What is needed: This exercise asks for every line of the material that contains the word "title".

*** Exercise inputs ***

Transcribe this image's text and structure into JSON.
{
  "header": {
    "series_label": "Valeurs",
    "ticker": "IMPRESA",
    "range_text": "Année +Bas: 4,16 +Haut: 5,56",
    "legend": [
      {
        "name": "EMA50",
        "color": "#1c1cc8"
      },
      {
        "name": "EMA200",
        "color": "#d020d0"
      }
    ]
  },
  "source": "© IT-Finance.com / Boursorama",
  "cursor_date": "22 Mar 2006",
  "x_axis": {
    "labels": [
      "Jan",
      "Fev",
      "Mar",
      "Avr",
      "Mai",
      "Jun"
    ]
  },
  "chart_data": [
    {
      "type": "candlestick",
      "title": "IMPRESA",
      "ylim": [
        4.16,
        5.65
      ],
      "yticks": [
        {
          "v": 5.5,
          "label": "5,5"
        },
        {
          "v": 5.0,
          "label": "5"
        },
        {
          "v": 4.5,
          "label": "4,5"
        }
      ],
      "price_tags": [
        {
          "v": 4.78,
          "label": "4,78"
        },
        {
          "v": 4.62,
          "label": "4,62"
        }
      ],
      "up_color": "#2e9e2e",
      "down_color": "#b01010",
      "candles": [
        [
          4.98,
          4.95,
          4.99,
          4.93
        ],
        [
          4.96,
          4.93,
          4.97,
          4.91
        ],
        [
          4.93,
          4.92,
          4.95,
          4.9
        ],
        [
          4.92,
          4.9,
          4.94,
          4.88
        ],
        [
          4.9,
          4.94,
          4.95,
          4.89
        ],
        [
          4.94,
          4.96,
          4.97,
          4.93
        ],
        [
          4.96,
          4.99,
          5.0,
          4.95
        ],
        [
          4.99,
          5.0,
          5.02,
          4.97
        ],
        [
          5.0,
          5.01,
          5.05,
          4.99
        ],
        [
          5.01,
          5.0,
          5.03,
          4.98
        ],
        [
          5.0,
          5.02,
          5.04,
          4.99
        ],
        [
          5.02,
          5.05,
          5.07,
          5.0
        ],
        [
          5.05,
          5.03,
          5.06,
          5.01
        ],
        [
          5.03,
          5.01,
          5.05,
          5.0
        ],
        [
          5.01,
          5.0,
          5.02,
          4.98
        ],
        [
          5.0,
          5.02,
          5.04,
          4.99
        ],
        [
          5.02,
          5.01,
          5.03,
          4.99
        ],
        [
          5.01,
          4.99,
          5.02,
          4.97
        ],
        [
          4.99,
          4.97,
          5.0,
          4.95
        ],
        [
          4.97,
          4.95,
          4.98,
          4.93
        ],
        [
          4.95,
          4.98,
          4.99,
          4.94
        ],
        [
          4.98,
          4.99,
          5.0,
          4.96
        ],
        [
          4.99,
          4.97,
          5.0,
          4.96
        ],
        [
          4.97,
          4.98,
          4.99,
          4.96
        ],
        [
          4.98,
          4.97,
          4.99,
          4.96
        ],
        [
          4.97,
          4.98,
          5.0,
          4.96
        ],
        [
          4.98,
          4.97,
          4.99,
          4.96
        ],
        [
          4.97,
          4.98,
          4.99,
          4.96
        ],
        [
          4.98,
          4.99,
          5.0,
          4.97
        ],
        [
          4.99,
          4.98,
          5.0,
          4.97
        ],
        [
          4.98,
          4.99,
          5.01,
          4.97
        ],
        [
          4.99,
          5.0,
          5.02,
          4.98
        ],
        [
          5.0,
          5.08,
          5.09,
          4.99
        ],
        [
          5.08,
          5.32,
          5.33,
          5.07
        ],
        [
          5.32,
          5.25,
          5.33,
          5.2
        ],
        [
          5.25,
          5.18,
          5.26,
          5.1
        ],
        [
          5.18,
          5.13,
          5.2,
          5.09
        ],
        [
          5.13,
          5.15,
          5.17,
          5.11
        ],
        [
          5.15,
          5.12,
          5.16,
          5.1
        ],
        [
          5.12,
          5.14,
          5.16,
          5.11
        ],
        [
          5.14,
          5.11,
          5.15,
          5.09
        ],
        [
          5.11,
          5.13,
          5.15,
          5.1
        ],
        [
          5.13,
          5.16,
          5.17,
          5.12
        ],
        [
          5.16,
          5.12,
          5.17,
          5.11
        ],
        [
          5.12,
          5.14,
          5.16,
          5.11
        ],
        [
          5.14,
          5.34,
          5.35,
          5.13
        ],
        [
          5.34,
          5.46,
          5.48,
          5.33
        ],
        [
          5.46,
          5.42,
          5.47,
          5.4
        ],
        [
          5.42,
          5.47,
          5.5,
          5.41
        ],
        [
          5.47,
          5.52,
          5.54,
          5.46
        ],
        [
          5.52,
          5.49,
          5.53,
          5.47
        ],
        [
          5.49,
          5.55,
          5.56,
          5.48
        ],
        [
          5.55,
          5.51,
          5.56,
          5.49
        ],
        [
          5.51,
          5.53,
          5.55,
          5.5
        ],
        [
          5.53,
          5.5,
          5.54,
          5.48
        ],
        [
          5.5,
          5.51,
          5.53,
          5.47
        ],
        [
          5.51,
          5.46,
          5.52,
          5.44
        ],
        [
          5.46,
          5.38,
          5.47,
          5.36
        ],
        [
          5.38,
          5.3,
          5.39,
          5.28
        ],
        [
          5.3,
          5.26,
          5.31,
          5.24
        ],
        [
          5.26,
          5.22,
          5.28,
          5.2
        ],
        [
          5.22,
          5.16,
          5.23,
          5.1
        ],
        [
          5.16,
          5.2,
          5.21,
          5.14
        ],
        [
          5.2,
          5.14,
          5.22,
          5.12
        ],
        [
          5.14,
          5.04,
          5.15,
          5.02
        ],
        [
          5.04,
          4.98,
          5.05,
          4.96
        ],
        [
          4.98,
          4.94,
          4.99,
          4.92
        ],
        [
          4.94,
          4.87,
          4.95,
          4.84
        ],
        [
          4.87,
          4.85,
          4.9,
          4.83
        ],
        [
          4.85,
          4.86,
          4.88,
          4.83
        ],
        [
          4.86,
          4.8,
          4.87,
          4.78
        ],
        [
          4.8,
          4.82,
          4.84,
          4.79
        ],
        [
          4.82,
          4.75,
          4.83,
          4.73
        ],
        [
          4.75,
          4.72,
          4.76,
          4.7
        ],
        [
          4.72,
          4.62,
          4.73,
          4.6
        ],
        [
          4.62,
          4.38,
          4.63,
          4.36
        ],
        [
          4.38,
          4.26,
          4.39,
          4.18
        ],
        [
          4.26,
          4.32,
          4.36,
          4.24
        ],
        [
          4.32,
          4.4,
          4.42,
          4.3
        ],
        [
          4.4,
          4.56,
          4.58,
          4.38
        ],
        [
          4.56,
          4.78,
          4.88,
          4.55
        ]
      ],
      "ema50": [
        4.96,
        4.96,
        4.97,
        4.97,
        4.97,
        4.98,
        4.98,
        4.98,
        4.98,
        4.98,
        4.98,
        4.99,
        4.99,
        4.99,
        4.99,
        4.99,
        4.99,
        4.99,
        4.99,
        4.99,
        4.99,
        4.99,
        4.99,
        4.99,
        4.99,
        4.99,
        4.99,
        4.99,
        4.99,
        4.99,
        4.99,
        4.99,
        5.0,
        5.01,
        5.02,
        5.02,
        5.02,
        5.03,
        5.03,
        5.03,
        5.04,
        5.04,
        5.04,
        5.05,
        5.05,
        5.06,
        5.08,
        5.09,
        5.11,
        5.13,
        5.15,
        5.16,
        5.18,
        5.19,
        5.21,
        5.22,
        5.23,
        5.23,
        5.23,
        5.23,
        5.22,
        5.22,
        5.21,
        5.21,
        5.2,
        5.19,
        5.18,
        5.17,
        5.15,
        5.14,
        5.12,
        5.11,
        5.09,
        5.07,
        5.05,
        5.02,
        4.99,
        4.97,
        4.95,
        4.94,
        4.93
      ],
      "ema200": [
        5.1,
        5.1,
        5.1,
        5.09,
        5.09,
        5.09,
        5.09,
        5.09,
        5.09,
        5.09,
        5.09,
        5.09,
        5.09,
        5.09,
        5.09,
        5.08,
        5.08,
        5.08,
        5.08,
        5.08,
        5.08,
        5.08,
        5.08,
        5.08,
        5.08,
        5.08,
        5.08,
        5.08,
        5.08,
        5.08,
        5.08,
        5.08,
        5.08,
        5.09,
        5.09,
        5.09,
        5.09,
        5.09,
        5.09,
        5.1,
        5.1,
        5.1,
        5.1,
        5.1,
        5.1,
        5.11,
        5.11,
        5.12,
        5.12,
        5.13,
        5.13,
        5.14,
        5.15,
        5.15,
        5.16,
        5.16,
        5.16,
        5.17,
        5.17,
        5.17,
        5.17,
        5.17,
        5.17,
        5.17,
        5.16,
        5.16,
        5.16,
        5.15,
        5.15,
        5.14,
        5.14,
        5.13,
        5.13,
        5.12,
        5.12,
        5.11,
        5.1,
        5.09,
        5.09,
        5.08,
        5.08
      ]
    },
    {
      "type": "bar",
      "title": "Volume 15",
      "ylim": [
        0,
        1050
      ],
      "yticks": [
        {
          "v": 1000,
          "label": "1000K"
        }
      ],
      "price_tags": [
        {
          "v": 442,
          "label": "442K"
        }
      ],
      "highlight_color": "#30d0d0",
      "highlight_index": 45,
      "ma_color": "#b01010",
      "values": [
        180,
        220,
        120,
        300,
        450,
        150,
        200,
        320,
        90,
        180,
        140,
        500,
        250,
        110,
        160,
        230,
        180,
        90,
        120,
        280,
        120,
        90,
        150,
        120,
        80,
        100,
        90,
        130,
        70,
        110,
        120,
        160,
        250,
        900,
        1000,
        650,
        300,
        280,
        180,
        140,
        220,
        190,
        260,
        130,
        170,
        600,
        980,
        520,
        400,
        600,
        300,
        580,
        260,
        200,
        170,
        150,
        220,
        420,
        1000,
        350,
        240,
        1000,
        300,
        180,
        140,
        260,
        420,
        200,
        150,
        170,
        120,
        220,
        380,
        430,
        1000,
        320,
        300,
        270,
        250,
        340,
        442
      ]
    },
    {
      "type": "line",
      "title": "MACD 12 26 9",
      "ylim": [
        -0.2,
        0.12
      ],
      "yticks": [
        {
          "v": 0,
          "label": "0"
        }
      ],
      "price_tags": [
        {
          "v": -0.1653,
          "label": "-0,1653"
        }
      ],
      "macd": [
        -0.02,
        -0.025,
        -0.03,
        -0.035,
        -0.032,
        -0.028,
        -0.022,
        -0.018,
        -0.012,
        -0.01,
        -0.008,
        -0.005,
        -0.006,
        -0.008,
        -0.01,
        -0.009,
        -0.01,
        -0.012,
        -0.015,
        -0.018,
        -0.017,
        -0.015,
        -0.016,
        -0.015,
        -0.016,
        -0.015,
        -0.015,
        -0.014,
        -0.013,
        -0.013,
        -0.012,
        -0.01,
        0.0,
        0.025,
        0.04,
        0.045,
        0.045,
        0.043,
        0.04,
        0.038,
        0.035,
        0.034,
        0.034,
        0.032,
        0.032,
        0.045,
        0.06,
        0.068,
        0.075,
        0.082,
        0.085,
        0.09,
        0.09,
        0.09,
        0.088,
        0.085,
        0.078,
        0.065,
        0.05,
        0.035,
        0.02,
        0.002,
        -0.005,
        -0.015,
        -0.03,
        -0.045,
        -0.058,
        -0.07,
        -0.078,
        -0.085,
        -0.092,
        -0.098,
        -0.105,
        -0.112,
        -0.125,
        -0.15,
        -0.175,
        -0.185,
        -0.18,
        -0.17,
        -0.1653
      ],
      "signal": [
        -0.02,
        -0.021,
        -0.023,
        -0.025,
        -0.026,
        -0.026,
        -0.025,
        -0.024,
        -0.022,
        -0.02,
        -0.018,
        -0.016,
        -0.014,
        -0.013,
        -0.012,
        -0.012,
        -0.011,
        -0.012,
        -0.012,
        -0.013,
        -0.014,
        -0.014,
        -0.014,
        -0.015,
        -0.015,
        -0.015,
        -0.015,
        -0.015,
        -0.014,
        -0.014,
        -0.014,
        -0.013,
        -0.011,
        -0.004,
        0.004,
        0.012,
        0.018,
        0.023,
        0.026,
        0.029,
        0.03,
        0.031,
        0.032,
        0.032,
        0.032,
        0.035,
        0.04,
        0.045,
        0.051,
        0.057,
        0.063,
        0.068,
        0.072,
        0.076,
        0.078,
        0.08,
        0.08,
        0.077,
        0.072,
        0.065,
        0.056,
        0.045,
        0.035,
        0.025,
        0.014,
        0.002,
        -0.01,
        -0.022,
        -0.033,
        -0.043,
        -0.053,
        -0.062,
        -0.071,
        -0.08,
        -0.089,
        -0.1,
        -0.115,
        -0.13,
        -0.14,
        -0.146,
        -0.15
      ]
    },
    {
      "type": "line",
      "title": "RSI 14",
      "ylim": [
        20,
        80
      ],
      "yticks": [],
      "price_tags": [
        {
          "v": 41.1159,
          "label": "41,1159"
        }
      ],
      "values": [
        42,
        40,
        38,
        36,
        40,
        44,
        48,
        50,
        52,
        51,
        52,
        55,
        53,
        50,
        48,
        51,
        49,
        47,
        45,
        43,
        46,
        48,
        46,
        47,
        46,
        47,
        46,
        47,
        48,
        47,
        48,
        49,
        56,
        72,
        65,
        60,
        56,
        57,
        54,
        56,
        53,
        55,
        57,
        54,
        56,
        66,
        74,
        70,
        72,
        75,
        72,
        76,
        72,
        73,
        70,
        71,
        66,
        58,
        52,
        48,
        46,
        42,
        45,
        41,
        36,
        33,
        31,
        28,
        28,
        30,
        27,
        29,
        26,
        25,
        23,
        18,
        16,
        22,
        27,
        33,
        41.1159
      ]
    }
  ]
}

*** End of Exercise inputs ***

Output for this exercise:
      "title": "IMPRESA",
      "title": "Volume 15",
      "title": "MACD 12 26 9",
      "title": "RSI 14",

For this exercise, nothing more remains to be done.